# Aim of the task
Lines below containing the word "specific" should be copied out.

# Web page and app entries
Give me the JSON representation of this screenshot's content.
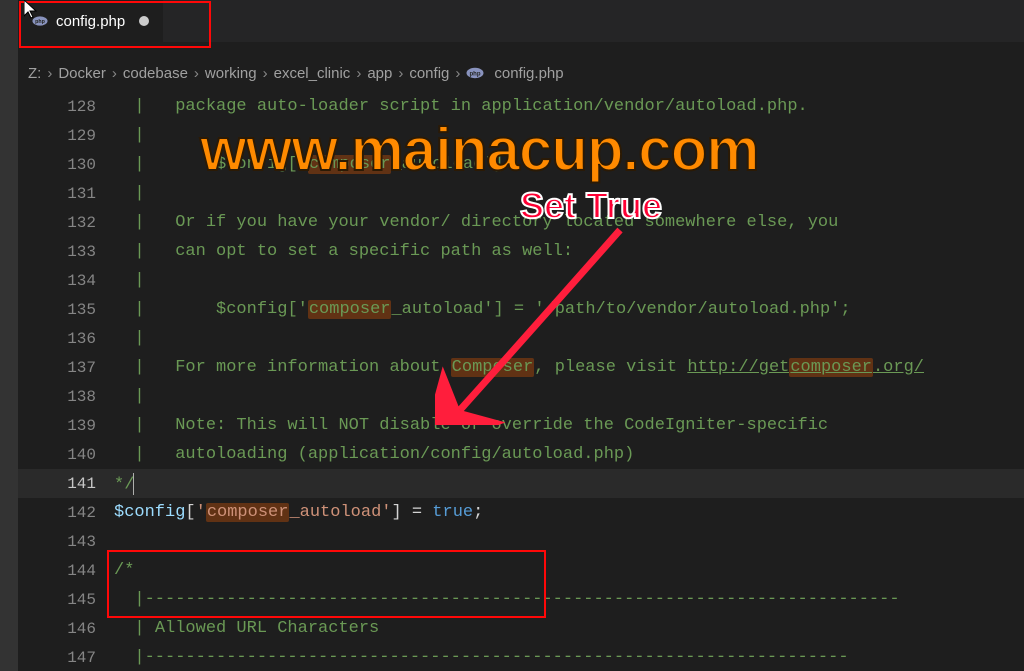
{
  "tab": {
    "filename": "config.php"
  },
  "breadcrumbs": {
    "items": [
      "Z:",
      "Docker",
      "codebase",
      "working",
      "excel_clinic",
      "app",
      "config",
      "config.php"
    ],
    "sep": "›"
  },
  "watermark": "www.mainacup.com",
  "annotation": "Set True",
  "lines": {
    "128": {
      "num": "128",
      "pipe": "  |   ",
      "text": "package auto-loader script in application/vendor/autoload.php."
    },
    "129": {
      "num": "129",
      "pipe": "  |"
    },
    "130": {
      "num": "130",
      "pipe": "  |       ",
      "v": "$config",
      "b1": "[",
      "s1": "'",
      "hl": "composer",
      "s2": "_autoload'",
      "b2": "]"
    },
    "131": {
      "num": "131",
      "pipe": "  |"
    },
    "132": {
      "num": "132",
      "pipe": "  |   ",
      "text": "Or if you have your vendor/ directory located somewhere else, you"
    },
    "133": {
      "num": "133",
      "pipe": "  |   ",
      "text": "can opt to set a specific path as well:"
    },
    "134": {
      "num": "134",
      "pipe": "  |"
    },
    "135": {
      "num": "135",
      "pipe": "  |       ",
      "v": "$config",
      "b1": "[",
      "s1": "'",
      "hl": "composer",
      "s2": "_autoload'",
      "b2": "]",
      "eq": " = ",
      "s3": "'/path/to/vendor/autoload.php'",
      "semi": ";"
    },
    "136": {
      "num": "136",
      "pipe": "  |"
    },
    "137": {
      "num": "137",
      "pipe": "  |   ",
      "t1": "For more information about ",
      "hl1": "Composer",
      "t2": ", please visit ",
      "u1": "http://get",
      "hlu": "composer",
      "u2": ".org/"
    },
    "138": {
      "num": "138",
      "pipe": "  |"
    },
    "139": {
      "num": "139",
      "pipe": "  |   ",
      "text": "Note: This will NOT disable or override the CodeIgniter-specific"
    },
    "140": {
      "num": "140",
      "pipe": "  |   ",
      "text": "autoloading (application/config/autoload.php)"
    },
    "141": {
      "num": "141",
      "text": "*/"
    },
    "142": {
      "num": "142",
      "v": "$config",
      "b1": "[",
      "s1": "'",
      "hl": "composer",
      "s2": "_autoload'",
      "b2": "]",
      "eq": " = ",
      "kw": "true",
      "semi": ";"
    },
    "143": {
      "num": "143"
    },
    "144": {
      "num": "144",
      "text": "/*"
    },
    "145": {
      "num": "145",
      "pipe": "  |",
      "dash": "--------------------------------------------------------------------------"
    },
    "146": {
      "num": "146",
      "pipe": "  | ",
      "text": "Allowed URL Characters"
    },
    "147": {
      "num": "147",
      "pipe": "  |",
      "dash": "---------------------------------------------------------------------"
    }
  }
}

# Response to the exercise
      "text": "can opt to set a specific path as well:"
      "text": "Note: This will NOT disable or override the CodeIgniter-specific"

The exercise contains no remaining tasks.